For all that, however, the Democratic nominee remains the favorite to win the White House — in part because of her strength in the battleground states that will decide the election.

Clinton has succeeded in making some Republican redoubts competitive, including Georgia and Arizona. But the election will come down to the same states that have decided most recent presidential contests.

The Hill took a look at where things stand in those 11 states. To read more, please click HERE.

In Trade News

Obama Keeps Lame-Duck Hope Alive for Trade Deal [The Hill]

Editorial: Killing the TPP: Not a Long-Term Win for U.S. Labor [Los Angeles Times]

McConnell Comment on TPP Ends Obama's Chance to Close Deal [Roll Call]

In Auto News

Leasing Trend Moves to Used Vehicles [Automotive News]

Women Are Buying More Luxury Vehicles [The Detroit News]

Buyers with Good Credit Turning to Used Cars [CNBC]

Friday Funny

“Tecmo Bo”

#WednesdayWisdom: Pop Quiz!

You Auto Know that international nameplate dealers sold this percentage of all U.S. retail vehicle sales in 2015. What is the percentage?

A) 28%

B) 34%

C) 59%

D) 42%

Leave your answer in the comments section and then click HERE to see What You Auto Know Now.

#WednesdayWisdom: Pop Quiz!

In 2015, how many countries received American-made vehicles from international automakers?

A) 64

B) 110

C) 140

D) None of the above

Leave your answer in the comments section and then click HERE to see What You Auto Know Now.

 

#WednesdayWisdom: Pop Quiz!

What percentage of all U.S. car dealership jobs are created by international nameplate auto dealers?

A) 30%

B) 50%

C) 70%

D) None of the above

Leave your answer in the comments section and then click HERE to see What You Auto Know Now.

The Hill: 5 Things the Olympics Can Teach Us About Trade Policy

We can learn a lot about trade policy by looking at the Summer Olympics.

The largest peacetime gathering of the world, this multination spectacle brings athletes from many countries together every four years to compete across many events, many sports, and many days.

Here are five ways how.

Trade is timeless. Like the Olympics, which dates back to 776 B.C., international trade seems like it has been with us forever. Trade's origins stretch back that far, if not longer. Yet the goods we trade include many of the same kinds of products we traded more than 3,000 years ago. At the same time, like the Olympics, trade constantly brings us innovation. New events in the Olympics appear every four years, while new products and services appear even more frequently. Yet despite this innovation, each Olympiad is inexorably linked back to its predecessors. Michael Phelps recently reminded us of this when he broke a 2,100-year old record for the most individual Olympic titles, held previously by one of his Rhodes forebears.
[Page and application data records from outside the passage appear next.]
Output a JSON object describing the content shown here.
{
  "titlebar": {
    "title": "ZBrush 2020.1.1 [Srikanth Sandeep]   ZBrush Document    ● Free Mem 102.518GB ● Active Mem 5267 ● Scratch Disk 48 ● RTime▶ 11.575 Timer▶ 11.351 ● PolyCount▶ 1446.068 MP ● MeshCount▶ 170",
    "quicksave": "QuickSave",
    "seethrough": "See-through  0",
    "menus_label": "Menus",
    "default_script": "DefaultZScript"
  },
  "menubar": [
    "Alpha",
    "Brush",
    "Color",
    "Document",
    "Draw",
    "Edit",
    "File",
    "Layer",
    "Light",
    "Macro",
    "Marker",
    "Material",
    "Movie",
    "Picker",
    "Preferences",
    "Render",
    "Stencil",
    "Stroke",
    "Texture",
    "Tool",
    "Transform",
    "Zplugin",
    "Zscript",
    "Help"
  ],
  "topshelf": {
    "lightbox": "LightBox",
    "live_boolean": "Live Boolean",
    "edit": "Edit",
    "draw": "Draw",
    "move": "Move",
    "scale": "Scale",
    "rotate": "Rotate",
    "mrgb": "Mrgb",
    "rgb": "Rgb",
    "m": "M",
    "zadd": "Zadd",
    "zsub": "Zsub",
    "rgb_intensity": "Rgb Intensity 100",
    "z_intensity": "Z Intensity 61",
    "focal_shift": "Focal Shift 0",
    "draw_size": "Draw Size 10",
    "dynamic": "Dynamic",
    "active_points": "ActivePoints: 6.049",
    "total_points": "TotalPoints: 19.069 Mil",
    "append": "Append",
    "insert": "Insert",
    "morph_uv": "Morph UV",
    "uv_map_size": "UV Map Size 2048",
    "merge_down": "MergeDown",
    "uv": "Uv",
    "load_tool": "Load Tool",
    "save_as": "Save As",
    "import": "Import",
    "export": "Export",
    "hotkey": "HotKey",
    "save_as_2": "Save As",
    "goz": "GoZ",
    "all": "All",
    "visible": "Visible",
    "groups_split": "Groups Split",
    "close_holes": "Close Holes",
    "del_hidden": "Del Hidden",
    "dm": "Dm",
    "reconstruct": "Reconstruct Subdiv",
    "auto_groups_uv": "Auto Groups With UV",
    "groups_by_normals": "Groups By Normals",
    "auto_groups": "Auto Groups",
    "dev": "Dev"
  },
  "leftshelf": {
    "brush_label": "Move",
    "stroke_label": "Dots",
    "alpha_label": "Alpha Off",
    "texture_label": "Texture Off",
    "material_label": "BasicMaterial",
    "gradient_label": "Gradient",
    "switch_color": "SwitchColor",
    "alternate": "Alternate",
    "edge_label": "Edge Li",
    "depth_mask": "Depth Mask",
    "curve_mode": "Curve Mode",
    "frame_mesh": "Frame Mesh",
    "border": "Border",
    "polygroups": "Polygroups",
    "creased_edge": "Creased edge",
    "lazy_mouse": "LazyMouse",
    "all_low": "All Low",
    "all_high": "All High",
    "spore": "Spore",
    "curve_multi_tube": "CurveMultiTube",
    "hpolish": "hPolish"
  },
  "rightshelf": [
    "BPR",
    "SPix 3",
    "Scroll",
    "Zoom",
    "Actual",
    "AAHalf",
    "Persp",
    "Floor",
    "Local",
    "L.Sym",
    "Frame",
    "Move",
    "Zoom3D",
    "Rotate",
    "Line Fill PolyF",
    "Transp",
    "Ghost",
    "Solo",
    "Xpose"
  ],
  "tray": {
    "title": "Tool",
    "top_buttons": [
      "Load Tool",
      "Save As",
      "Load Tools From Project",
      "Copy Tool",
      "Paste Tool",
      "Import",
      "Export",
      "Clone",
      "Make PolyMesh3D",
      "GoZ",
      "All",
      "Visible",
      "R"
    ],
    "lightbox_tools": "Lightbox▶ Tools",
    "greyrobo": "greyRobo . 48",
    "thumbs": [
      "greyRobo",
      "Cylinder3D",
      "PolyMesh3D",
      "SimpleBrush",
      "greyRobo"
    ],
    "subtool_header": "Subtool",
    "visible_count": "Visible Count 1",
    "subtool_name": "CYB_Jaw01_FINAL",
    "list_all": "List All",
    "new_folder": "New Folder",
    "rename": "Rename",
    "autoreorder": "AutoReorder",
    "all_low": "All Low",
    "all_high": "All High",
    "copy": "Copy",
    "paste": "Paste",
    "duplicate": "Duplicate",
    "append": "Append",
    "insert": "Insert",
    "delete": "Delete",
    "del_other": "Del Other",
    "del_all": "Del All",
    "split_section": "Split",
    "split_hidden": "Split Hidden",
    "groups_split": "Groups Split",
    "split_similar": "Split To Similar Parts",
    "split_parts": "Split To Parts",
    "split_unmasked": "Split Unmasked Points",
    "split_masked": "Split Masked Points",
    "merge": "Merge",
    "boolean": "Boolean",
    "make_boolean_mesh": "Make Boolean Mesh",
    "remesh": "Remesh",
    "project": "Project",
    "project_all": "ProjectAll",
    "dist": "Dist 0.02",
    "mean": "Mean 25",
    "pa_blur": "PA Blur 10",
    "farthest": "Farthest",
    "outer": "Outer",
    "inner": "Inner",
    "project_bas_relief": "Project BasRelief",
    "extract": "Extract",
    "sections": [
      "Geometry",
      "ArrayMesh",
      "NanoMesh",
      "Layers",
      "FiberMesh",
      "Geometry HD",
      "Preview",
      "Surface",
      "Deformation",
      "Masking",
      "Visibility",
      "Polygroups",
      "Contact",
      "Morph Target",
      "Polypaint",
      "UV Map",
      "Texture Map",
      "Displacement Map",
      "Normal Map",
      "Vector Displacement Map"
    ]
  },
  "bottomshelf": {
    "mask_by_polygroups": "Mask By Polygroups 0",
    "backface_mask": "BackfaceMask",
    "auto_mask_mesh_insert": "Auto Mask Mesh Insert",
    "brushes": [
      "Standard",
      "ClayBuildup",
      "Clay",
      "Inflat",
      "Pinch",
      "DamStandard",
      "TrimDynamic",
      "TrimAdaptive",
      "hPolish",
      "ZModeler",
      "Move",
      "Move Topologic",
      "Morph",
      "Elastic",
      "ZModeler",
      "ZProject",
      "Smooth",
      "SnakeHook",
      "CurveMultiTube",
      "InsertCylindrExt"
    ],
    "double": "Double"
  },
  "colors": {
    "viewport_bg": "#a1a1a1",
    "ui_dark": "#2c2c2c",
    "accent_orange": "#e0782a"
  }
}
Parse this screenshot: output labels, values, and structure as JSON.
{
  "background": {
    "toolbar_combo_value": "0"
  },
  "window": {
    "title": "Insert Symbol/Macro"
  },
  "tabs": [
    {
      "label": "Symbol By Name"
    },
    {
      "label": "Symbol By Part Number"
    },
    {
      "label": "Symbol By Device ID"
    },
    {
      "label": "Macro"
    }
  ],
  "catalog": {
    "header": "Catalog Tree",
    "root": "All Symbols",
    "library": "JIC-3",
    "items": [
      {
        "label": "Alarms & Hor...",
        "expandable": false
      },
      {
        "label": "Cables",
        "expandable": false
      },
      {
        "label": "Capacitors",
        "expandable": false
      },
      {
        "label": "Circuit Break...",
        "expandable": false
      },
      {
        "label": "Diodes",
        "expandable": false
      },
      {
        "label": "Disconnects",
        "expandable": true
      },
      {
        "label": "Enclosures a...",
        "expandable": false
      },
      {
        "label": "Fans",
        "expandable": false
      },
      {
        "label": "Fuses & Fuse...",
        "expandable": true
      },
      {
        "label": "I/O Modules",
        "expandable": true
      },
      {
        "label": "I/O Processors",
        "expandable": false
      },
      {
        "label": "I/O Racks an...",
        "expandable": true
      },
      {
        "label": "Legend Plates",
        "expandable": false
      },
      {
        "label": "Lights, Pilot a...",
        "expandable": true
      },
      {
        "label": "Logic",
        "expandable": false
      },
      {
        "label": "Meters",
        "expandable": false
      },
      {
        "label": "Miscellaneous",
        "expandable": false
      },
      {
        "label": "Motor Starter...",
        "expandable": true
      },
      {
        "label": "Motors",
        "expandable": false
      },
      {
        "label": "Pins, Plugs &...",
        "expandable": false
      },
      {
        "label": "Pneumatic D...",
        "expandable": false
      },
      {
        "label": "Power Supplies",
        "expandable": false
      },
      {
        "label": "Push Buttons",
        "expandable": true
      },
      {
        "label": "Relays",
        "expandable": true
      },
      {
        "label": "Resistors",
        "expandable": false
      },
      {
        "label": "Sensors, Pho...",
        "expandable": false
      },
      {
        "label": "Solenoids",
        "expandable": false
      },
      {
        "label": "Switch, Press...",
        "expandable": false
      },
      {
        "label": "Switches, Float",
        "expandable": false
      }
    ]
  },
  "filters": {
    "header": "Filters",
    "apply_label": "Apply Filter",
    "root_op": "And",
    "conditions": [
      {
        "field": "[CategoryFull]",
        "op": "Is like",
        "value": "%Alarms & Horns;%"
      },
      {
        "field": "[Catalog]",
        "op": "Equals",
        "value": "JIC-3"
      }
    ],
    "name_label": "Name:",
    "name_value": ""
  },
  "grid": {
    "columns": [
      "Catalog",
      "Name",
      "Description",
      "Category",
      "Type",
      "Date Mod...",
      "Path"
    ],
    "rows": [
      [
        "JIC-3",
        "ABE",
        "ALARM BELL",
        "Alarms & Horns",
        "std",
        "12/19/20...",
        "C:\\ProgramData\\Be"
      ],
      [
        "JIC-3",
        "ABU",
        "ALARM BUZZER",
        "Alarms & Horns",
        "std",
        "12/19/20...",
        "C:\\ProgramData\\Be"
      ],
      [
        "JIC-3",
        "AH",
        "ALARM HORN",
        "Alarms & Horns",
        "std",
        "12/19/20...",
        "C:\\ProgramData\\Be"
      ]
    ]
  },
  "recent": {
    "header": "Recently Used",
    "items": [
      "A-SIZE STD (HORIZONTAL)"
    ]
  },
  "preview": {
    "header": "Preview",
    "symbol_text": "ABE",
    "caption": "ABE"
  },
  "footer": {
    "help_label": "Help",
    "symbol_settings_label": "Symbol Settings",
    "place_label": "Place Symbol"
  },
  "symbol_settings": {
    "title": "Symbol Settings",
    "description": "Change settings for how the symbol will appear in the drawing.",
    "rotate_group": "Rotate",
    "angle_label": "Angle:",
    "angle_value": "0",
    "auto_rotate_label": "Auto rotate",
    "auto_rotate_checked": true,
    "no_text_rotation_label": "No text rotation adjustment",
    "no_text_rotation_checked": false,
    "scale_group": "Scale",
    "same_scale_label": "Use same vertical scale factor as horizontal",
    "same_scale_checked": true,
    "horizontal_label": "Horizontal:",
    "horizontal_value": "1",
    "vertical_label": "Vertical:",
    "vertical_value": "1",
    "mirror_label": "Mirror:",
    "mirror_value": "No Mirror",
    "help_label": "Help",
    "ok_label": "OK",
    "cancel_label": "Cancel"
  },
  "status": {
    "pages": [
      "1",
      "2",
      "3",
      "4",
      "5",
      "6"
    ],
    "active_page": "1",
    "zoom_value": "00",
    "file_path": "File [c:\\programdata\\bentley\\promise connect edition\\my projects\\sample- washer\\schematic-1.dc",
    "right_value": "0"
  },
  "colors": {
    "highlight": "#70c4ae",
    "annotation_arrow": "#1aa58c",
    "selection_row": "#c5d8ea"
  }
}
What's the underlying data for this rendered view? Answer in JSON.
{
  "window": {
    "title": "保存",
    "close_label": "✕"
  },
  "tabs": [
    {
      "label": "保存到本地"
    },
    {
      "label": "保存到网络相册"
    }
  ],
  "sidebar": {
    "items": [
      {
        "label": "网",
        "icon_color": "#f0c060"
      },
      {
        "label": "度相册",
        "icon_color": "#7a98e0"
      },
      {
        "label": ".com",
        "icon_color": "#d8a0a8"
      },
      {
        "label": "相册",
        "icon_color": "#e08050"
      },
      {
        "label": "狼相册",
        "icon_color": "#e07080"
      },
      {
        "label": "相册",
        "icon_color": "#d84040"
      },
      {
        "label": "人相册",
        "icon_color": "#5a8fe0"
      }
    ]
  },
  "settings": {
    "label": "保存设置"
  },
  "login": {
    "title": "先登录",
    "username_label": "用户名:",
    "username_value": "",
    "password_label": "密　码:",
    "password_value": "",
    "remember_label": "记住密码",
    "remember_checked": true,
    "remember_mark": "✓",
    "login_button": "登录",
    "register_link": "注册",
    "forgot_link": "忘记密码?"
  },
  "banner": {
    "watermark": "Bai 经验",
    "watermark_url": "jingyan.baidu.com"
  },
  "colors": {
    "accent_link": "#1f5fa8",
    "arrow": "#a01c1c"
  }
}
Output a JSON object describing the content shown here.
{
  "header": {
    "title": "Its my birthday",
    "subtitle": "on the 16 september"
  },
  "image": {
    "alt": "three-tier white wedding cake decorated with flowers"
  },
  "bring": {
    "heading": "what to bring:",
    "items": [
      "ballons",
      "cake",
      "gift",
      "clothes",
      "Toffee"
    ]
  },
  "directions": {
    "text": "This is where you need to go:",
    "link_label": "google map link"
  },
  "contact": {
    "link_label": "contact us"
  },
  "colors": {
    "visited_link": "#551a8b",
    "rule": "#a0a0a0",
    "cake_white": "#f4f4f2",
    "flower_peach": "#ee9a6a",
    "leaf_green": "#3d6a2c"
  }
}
To read the other 4 things the Olympics can teach us about trade policy from The Hill, please click HERE